We are the ones we have been waiting for.
In Peace and Joy,
November 6, 2008
-Dietrich Bonhoeffer, quoted in David Bosch, Transforming Mission, 387. via.
November 5, 2008
NakedPastor has a helpful reflection on Matt. 15:21-28, one of the harder texts of the New Testament for myself. Since reading Christopher Wright's The Mission of God (which you should read), my hermeneutic for reading the Bible has become very missionally driven, but there are some texts including this one that don't "fit." The fact that there are texts that don't fit is a good thing for me, keeps me from making my perspective THE perspective.
If you cling to a very high Christology then you might not like his approach. I tend to move toward a high view through a low Christology perspective.
Here's some exerpts:
This passage has been of interest among many New Testament scholars because it shows Jesus possibly being outwitted by a foreign woman. Does this passage advance the Gentile mission or embarrass it? What does this mean for women in the early church?and
I love this story because it exhibits his humanity… a man forced to come to terms with truth foreign to what he is already certain of. He has to adjust, or amend, his theology because of the arguments of this woman. Here, many scholars agree, is the seed of the early church’s mission to the Gentiles.Much like the Peter and Corneluius story, what we find here is that participation in God's mission means that both parties will be changed. Mission is not about us going to save them, but mutual deepening and mutual conversion of faith toward the work of God in the world.
November 4, 2008
"Jesus...did not come to the people as their political and religious
master to put them in their place, subjugated and quietly resigned.
He did not force his own rule upon the people. Neither did he force
his own form upon a formless mass. He heard the call of the people
and called them out from their position as objects of the manipulation
and rule by others to be subjects of the new history of God with the
human race. The "folk movement" which Jesus enkindled is the movement
in which the people itself becomes the subject of its own new history
in the liberation movement of God. (107)"
Moltmann, The Passion For Life: A Messianic Lifestyle, translated by
M. Meeks, 1978.
November 3, 2008
We are somewhat unpacked and getting more and more settled. We made the dining room the living room and vice versa & put out bed in the smaller room instead of the master.
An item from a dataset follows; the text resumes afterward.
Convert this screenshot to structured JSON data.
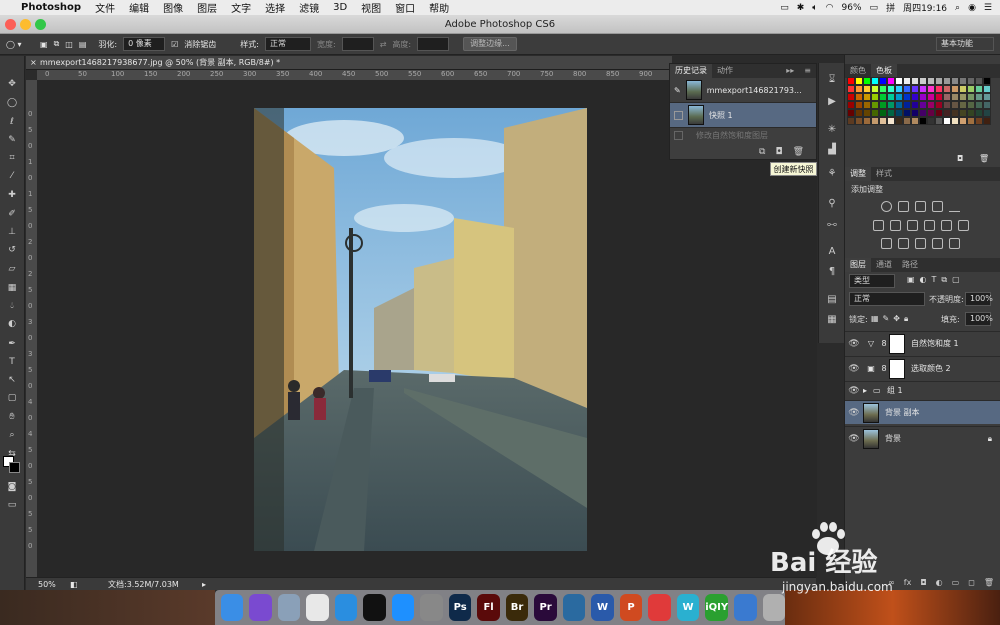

The smaller room is off the street and stays in the shade in the evening, so it'll be cooler come summer. The dining room is also in the back of the house and shares the area with the kitchen. We like doing things together so at least when someone is doing something in the kitchen the other can be proximal.
The garage here will work. I had to sweep a bunch of leaves and junk out of it. It smells like possible mouse urine or maybe its just the smell of the fertilizer that was left in there. The yards in okay condition. The back needs some work just so I don't have to worry about Smokey. The front has pretty good landscaping, but I'm afraid the yard is dead.
The bedroom, the living room, and the bathroom are all set up. We're working on the kitchen, which we've had to get pretty creative with since it's much smaller. I believe the home was made in the 50's.
Once we get settled I'll post some pic's up of our new place...and maybe have you over some time.